The reason Paul went to Jerusalem was because of a revelation given to him by Jesus, telling Paul to go to Jerusalem and explain to the leaders the truth of grace - the gospel - that righteousness comes by grace through faith in Jesus (Galatians 2:2).
The reason Jesus sent Paul to Jerusalem was because the opponents of grace and proponents of law were the leaders of the Jerusalem church - James, Peter, and John (Galatians 2:9).
The Jerusalem church was sending out spies into the cities where Paul started grace churches to spy on the freedom from the law and freedom in Christ Paul taught (Galatians 2:4, 12).
The spies would seek to destroy the reputation of Paul and the message of grace for the purpose of enslaving people to the Law of Moses.
What was happening in Galatia had previously happened in Antioch, and Paul recounts this event in his letter to the Galatians (Galatians 2:1-21).
The false brothers from Jerusalem, those who taught righteousness came through faith in Jesus plus obedience to the Law of Moses, came to Antioch to oppose the message Jesus gave Paul, that righteousness is by grace through faith in Jesus alone, apart from works (Acts 14:26-15:1).
The church in Antioch was established by Barnabas and Paul in the truths of grace (Acts 11:19-29).
The false brothers infiltrated the church in Antioch, pretending to be grace believers (Acts 15:1).
They did this to spy on the freedom from the law believers have in Christ and then to enslave believers to the law (Galatians 2:4).
After listening to the teaching that righteousness comes by grace through faith in Jesus, apart from the law, and seeing the people did not follow the Law of Moses, these false brothers revealed who they really where and why they were really involved in the Antioch church...to put people back under the Law of Moses to earn righteousness (Acts 15:1)!
Yet Paul and Barnabas did not give into them, not even for a second, so that the good news of grace might remain in Antioch (Galatians 2:5).

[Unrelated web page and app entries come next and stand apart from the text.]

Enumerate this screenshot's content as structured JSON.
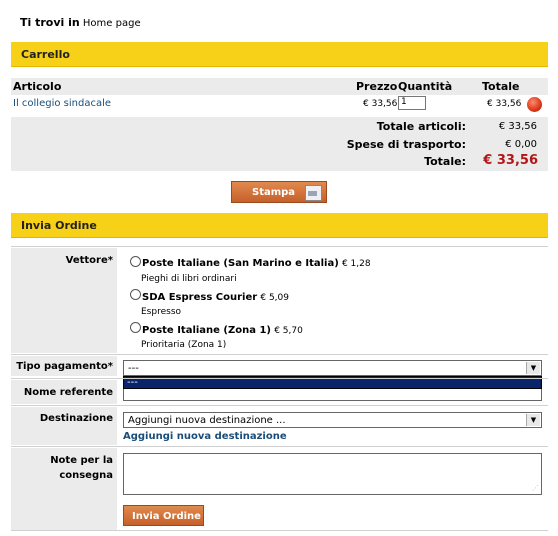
{
  "breadcrumb": {
    "label": "Ti trovi in",
    "page": "Home page"
  },
  "cart": {
    "title": "Carrello",
    "columns": {
      "article": "Articolo",
      "price": "Prezzo",
      "qty": "Quantità",
      "total": "Totale"
    },
    "item": {
      "name": "Il collegio sindacale",
      "price": "€ 33,56",
      "qty": "1",
      "total": "€ 33,56"
    },
    "totals": {
      "items_label": "Totale articoli:",
      "items_value": "€ 33,56",
      "shipping_label": "Spese di trasporto:",
      "shipping_value": "€ 0,00",
      "grand_label": "Totale:",
      "grand_value": "€ 33,56"
    },
    "print_label": "Stampa"
  },
  "order": {
    "title": "Invia Ordine",
    "carrier_label": "Vettore*",
    "carriers": [
      {
        "name": "Poste Italiane (San Marino e Italia)",
        "price": "€ 1,28",
        "desc": "Pieghi di libri ordinari"
      },
      {
        "name": "SDA Espress Courier",
        "price": "€ 5,09",
        "desc": "Espresso"
      },
      {
        "name": "Poste Italiane (Zona 1)",
        "price": "€ 5,70",
        "desc": "Prioritaria (Zona 1)"
      }
    ],
    "payment_label": "Tipo pagamento*",
    "payment_value": "---",
    "payment_option": "---",
    "referent_label": "Nome referente",
    "dest_label": "Destinazione",
    "dest_value": "Aggiungi nuova destinazione ...",
    "dest_link": "Aggiungi nuova destinazione",
    "notes_label": "Note per la consegna",
    "submit_label": "Invia Ordine"
  },
  "colors": {
    "accent": "#f7d117",
    "price_red": "#b01818",
    "link": "#1a4d7a",
    "selected": "#0a246a"
  }
}
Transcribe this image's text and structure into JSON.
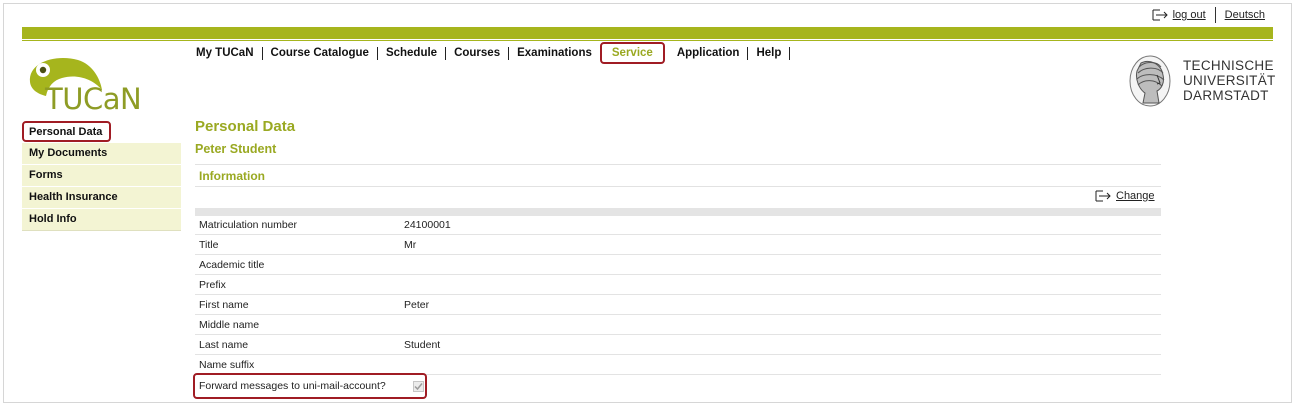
{
  "top_links": {
    "logout": "log out",
    "language": "Deutsch"
  },
  "logo": {
    "text": "TUCaN"
  },
  "main_nav": [
    {
      "label": "My TUCaN",
      "active": false
    },
    {
      "label": "Course Catalogue",
      "active": false
    },
    {
      "label": "Schedule",
      "active": false
    },
    {
      "label": "Courses",
      "active": false
    },
    {
      "label": "Examinations",
      "active": false
    },
    {
      "label": "Service",
      "active": true
    },
    {
      "label": "Application",
      "active": false
    },
    {
      "label": "Help",
      "active": false
    }
  ],
  "university": {
    "line1": "TECHNISCHE",
    "line2": "UNIVERSITÄT",
    "line3": "DARMSTADT"
  },
  "sidebar": {
    "items": [
      {
        "label": "Personal Data",
        "active": true
      },
      {
        "label": "My Documents",
        "active": false
      },
      {
        "label": "Forms",
        "active": false
      },
      {
        "label": "Health Insurance",
        "active": false
      },
      {
        "label": "Hold Info",
        "active": false
      }
    ]
  },
  "content": {
    "page_title": "Personal Data",
    "person_name": "Peter Student",
    "section_title": "Information",
    "change_label": "Change",
    "rows": [
      {
        "label": "Matriculation number",
        "value": "24100001"
      },
      {
        "label": "Title",
        "value": "Mr"
      },
      {
        "label": "Academic title",
        "value": ""
      },
      {
        "label": "Prefix",
        "value": ""
      },
      {
        "label": "First name",
        "value": "Peter"
      },
      {
        "label": "Middle name",
        "value": ""
      },
      {
        "label": "Last name",
        "value": "Student"
      },
      {
        "label": "Name suffix",
        "value": ""
      }
    ],
    "forward_label": "Forward messages to uni-mail-account?",
    "forward_checked": true
  },
  "colors": {
    "accent": "#a6b51d",
    "highlight": "#a01c24",
    "sidebar_bg": "#f3f4d3"
  }
}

Paul and Barnabas entered into sharp debate with these false brothers, proclaiming that righteousness is by grace through faith in Jesus alone (Acts 15:2).
It was at this point, Paul, Barnabas, and Titus went up to Jerusalem (Galatians 2:1) to present the good news of grace to its leaders (Galatians 2:2 - James, Peter, and John) - that righteousness comes by grace through faith in
Jesus and not by following the Law of Moses (Acts 15:2).
The leaders of the Jerusalem church - James, Peter, and John, where highly influential and respected pillars of the church (Galatians 2:9).
Yet Paul was not intimidated by them, nor did he hold them in high esteem because the people they were and positions they held.
After presenting the good news of grace to them, they became aware God had given Paul the message of grace, agreed with it (Acts 15:11), and extended their hands to him in a friendly handshake, wishing Paul well as he carried out the mission given to him by Jesus of taking God’s grace into cities (Galatians 2:6-10).
To read more about Paul’s presentation of the gospel of grace to the leaders of the Jerusalem church, read Acts 15.
Why did Paul recount this event in his letter to the Galatians (chapter 2)?
The reason was because the Galatian people held James, Peter, and John in high esteem because of the people they were and positions they held.
So if Paul could convince the Galatians that James, Peter, and John now agreed with him that righteousness comes by grace through faith in Jesus (Acts 15:11), and not through the Law of Moses, then the Galatian people should agree with Paul as well by returning to grace and turning away from the law for righteousness.
And just as James, Peter, and John reached out their hands to Paul in a friendly handshake, where they all agreed on the message of grace, the Galatians should reach their hands out to Paul too, ending their hostility to him and renewing their friendship with him.
In the next post on Galatians, we will see Paul’s confrontation with Peter when Peter turned away from grace and back to the law for righteousness (Galatians 2:11-21).